Her family and other animals
Clive Aslet delights in the entomological art of a pioneering 17th-century naturalist-explorer
Gardeners, look away now. There are caterpillars in this exhibition. They’re shown munching their way through their food plants, marked by gaping holes in the leaves, but, just as ugly ducklings can turn into beautiful swans (in the song, at least), so papilionid larvae do sometimes produce radiant adults—the Menelaus blue morpho butterfly, the idomeneus giant owl butterfly and zebra swallowtail butterfly, as well as the somewhat less ambitiously named flannel moth and snout moth.
‘Clearly, captive and dead specimens did not satisfy her’
These were the subject of Maria Merian’s colourful studies, a selection of which is on show in The Queen’s Gallery at Holyrood Palace in edinburgh. Made in the decades either side of 1700, they were compiled as books of engravings, although those in the royal Collection come from a luxury set, lightly printed and then hand-coloured on vellum.
Merian herself could not have been accused of butterfly tendencies. To judge from the portrait engraving, her knobbly face resembled the citron fruit on which she depicts the monkey slug moth and harlequin beetle feasting. This is someone who took joy in the wonders of creation, but disdained the vanities of the world.
Born into an artistic family in Frankfurt—her father (who died when Merian was three) was a successful printmaker, her step-father a flower painter— she married the watercolour painter Johann andreas Graff. By 1685, the marriage had broken down and Merian entered a Labadist community, a group subscribing to the teachings of Jean de Labadie, which preached self-denial.
When the community broke up six years later, Merian and her daughters settled in amsterdam, then in its heyday as a centre of trade and intellectual activity. The city was also home to some of the greatest botanists, collectors and flower painters of the age. The Labadists had connections with surinam, the colony that a dutch fleet seized from the British in 1667; as a result, she had seen a number of exotic creatures already.
amsterdam introduced her to more, if only in the form of their skins: the unconvincing pose of her toucan, for example, suggests that she did not have a live one before her when drawing it. Clearly, captive and dead specimens did not satisfy her because, in 1699, she herself set out for surinam.
This would have been extraordinary in itself, given the primi- tive conditions that Merian and her accompanying daughter, dorothea, would face there; the climate was sweltering. But even more notable was her method. Back to those caterpillars: Merian did not merely observe her insect subjects minutely, but showed them in the different stages of their life cycle, together with the plants that fed them.
she had already developed this approach, publishing a book

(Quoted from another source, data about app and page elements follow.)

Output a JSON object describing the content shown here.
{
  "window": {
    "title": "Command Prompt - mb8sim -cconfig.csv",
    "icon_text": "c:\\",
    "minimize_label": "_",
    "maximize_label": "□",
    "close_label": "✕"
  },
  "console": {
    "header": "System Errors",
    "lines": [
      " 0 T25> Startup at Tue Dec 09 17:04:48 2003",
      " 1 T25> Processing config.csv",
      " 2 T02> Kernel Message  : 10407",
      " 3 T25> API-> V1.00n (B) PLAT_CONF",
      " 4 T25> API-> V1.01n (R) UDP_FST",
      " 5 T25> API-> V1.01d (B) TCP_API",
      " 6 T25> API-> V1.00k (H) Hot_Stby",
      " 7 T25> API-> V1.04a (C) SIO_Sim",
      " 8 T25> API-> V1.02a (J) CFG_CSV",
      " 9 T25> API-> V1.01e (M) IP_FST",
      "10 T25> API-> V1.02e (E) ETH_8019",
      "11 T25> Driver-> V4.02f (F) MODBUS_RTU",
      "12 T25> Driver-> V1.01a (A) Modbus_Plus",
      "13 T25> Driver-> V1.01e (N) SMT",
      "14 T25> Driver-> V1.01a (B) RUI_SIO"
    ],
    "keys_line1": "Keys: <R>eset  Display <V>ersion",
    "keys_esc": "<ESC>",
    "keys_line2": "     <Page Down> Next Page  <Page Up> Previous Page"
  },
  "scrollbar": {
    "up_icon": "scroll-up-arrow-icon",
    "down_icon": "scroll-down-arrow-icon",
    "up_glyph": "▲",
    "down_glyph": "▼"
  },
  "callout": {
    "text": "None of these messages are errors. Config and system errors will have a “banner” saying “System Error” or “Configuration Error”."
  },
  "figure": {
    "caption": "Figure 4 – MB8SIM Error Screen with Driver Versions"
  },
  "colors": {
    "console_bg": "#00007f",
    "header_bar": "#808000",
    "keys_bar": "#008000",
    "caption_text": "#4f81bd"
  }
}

on insect metamorphosis called (in translation) The Wonderful Transformation of Caterpillars and their Particular Plant
Nourishment in 1679, with a second volume in 1683. Surinam opened a new vista of possibility.
Already familiar with the Surinam toad, she could now show it in a habitat composed of shoreline pursilane and become the first European naturalist to describe its manner of reproduction. The female toad carries her fertilised eggs beneath pockets of skin on her back; the eggs turn into tadpoles, then little toads, which, when large enough, break through the skin and swim away.
The melantho tigerwing butterfly is shown having made a hearty meal of the leaves of a sour guava, which is hardly surprising given the size of the grub (Merian liked to show her subjects at life size when possible). She rejected the idea that the red spots on its black-and-white body are eyes, because, if so, it could have seen food from behind, a phenomenon she had never observed.
Occasionally, this austere woman let her hair down. She enjoyed www.countrylife.co.uk eating a ripe pineapple (as did the caterpillar of the dido longwing butterfly), although some of the hairs stuck in her throat. And, occasionally, she included animals just for the fun of it, such as the sky-blue rainbow whiptail lizard in her plate of the teucer owl butterfly on a banana. A spectacled caiman does battle with a fantastically red and curling false coral snake: this was to have been one of a series of plates of lizards, never completed.
Did it puzzle the intensely religious Merian that the exotic creatures that she studied with such fascination are not mentioned in Genesis? ‘Maria Merian’s Butterflies’ is at The Queen’s Gallery, Holyrood Palace, Edinburgh, until July 23 (030–3123 7306; www.royalcollection.org.uk)
Branch of West Indian Cherry with Achilles Morpho Butterfly (1702–3) shows the insect’s lifecycle
Above left: Pineapple with Cockroaches (1702–3). Above right: Cassava with White Peacock Butterfly and Young Golden Tegu
Common or Spectacled Caiman with South American False Coral Snake (1705–10)